We are not ever “less than”
When I was born I was an immediate disappointment to my parents. Like all other babies, I think I was pretty adorable, but they were still disappointed because I was born a girl. They had waited seven years to have me because they were told by some religious person at the temple they attended that I would definitely be a boy if I was born in that year (appears that Paul the Octopus had better predictions with the footfall games). They doted on my older sister because she was their first born child, but they had such high hopes for me to be a boy to help carry on our family’s surname for future generations to come. Alas I am not. To make things worse, my aunt was pregnant the same time as my mom, and as luck would have it (or more like the father’s genes at play here), they gave us a boy cousin. Yes, my parents’ hopes were clearly dashed when I was born.
Throughout my childhood, I tried to show my parents that having me was not a total devastating loss – I was fearless in doing things, excelled at school, never demanded for anything, and brought home lots of awards. But they never once said “I’m proud of you, Susan” or to let me know that whatever I have achieved even mattered to them. I do know for a fact that they love me, but they love me a bit “less than” just because I am a girl.
They eventually had my brother five years after me and my sister and I were often told that we must always let him win in everything and never let any harm come to him. That did cause some resentment from his sisters who did not understand why he was so precious just because he was a boy.
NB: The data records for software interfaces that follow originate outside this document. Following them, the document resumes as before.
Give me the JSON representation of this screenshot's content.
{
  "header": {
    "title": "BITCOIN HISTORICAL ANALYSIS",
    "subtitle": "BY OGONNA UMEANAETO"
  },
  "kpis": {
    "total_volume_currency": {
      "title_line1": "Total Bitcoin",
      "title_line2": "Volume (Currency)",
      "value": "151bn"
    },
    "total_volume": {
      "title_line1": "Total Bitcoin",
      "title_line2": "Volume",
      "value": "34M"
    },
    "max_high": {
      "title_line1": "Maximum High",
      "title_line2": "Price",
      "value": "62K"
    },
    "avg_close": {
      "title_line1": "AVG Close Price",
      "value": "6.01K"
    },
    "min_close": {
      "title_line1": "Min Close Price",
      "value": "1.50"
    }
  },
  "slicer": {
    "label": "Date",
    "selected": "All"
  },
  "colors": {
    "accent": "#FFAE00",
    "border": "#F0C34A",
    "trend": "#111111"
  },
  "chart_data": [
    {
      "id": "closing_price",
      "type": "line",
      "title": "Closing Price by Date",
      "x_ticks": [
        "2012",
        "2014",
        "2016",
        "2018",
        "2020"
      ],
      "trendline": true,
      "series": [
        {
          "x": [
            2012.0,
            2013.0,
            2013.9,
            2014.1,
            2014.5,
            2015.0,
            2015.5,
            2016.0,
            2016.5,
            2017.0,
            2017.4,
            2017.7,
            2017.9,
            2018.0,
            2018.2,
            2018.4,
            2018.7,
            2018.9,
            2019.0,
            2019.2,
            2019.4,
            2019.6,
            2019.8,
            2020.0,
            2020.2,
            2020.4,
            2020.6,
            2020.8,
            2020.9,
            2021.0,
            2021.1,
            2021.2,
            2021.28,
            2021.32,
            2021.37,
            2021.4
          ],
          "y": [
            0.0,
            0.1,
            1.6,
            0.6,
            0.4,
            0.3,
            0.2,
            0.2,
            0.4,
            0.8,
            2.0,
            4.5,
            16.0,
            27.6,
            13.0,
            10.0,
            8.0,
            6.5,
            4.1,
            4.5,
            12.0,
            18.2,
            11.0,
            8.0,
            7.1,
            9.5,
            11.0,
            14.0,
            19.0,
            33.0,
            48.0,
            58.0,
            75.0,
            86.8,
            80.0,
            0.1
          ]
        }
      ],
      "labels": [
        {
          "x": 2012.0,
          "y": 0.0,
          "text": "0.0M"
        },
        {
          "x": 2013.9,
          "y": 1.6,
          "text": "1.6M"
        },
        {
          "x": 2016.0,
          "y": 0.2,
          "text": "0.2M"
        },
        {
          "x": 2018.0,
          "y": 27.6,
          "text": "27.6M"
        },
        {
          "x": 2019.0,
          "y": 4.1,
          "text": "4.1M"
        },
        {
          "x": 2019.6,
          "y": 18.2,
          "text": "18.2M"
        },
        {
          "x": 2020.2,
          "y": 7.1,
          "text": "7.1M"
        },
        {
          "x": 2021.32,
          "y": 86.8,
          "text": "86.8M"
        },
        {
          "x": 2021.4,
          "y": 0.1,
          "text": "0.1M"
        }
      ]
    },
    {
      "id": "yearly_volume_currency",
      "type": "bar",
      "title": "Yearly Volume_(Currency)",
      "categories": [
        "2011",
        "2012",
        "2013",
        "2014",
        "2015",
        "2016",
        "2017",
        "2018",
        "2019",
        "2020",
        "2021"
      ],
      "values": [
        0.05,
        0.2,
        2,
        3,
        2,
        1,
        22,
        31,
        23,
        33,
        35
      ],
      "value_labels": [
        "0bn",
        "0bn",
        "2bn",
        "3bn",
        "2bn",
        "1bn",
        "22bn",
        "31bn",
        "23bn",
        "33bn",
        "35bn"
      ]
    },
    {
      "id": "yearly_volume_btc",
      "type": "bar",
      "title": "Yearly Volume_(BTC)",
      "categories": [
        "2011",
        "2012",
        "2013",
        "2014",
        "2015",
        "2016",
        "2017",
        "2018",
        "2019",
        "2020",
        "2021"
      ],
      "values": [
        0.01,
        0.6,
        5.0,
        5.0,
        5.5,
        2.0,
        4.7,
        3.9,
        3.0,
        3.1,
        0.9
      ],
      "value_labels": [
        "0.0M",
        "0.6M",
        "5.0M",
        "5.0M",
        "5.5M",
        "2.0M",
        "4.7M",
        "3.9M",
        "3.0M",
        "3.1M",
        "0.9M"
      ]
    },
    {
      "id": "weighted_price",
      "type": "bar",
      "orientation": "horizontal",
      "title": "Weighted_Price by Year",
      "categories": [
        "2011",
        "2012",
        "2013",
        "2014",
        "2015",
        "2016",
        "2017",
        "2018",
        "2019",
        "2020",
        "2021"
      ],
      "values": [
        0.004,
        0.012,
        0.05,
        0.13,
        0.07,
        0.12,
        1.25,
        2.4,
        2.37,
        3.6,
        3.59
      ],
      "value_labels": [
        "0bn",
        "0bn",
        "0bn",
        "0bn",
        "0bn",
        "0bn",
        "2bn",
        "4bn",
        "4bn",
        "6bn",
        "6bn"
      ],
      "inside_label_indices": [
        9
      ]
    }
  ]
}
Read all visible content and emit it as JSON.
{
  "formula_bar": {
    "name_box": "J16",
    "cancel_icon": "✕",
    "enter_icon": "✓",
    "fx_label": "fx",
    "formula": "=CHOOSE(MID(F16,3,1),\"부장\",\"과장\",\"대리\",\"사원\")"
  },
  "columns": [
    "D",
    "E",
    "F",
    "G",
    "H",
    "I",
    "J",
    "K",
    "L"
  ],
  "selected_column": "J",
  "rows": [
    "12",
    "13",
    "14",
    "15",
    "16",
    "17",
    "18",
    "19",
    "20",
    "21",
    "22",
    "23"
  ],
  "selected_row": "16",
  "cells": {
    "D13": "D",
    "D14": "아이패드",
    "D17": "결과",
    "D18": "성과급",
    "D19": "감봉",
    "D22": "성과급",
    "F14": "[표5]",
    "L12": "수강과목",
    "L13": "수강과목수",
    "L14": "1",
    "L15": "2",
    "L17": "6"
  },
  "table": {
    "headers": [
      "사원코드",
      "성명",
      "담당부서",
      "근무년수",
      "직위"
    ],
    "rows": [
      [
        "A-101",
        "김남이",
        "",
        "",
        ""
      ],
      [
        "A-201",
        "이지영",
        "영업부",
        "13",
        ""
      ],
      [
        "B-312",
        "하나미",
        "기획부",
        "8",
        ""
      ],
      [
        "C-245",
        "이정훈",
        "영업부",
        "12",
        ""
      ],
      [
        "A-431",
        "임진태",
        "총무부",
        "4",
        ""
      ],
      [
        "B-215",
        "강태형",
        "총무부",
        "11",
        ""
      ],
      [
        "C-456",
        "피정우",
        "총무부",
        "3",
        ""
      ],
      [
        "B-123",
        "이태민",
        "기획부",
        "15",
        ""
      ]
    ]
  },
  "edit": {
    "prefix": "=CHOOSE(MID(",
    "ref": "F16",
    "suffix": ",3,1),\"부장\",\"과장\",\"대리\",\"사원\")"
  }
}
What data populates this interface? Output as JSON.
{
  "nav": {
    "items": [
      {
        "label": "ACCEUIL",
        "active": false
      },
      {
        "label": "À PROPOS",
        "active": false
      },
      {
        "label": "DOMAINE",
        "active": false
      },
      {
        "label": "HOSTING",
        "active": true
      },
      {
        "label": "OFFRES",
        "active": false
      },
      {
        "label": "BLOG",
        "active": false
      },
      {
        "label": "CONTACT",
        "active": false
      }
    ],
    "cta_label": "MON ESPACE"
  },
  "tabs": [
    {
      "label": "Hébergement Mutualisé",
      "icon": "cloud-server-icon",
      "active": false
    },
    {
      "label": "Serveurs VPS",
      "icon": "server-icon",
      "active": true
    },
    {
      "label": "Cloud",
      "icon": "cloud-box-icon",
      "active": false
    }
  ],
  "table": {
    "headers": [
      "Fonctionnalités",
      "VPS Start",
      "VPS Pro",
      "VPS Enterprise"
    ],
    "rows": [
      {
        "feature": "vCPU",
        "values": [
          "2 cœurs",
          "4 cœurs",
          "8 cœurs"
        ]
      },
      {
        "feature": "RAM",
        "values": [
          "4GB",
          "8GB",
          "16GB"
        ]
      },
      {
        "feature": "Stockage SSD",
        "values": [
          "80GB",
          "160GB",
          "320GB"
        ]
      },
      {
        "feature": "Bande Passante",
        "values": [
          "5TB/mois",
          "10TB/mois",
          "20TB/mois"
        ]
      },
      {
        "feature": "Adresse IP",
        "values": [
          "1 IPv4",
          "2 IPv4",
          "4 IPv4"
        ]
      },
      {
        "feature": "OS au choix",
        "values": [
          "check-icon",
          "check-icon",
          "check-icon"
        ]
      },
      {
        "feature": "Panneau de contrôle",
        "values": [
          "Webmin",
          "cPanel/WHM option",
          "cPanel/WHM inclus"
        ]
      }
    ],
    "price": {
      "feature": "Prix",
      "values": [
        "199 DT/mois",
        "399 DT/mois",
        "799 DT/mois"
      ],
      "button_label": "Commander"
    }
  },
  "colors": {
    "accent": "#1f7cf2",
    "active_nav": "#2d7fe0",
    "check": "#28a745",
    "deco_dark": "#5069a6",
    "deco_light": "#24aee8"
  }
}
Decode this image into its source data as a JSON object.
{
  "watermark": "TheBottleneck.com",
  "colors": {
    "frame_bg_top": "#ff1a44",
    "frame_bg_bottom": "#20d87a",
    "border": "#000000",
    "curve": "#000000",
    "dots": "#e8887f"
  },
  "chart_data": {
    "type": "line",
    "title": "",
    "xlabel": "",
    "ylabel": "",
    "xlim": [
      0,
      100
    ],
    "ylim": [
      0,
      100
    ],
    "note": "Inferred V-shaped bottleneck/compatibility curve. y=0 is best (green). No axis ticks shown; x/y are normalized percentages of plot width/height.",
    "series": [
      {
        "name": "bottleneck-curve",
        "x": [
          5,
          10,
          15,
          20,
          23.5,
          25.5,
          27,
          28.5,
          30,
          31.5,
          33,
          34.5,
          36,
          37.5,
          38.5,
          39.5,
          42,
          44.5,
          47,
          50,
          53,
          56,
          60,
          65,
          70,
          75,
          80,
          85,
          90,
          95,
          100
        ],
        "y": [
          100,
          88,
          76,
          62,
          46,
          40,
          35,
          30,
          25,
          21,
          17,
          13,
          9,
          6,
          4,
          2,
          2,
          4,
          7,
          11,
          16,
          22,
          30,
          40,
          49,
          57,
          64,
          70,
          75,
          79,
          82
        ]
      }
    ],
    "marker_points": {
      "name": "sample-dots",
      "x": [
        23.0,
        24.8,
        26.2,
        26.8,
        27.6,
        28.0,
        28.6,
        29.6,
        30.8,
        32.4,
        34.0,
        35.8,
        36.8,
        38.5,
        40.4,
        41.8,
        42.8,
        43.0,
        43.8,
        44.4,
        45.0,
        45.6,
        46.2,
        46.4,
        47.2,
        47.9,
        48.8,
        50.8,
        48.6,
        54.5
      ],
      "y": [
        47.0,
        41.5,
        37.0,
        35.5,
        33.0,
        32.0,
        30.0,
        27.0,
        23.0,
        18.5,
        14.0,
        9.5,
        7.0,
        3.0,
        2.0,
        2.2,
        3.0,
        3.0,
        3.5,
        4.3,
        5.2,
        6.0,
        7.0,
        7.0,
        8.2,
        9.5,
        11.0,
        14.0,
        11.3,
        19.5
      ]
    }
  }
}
But I do adore my brother and would protect him from any harm coming his way, just because he is my younger sibling, as I do with my younger sister who came shortly after my brother.
I believe this is one of the major reasons why I am so passionate about women’s empowerment today, and that being a woman does not make us “less than” in any way. We should have the same opportunities to be leaders, to be paid the same, to be given a seat at the big table, to be allowed to amplify our voices and to lift up other women along the way.
No matter what I did, I could never get my parents to fully appreciate or love me like they do with my brother. With that life lesson, I also came to understand that we could not fully control what others think or feel about us, whether it’s our parents, colleagues, friends or even bosses. However, we should certainly strive to bring our best selves to everything we do, not for the sake of anyone else but for the sake of our own happiness and satisfaction.
You may often hear me say that I am my worst enemy and my best champion. But whichever end I land on, it’s all me and my own doing. I take pride in my accomplishments and I take responsibility for my failures. I want all the women out there to know this – that no matter what circumstances you came from or where you are at this moment in your lives, you are strong, powerful and no one can take that away from you.
People may ask why I would forgive my parents for loving me “less than” my brother. It is because I do love them for giving me life, giving me my amazing siblings, and inspiring me in many other ways to be strong and independent, despite their unfortunate limiting belief that boys are somehow better than girls. I am truly grateful for all they have done for me and the opportunities they have given me in life. But more importantly, by forgiving them, the unfairness I had felt when I was young no longer holds any power over me so that I am free to move on.
So the next time you hear me speak passionately on the importance of women’s empowerment, can I say that I blame it on my parents?
Founder & CEO
The Koa Club
Be Brave. Be Koa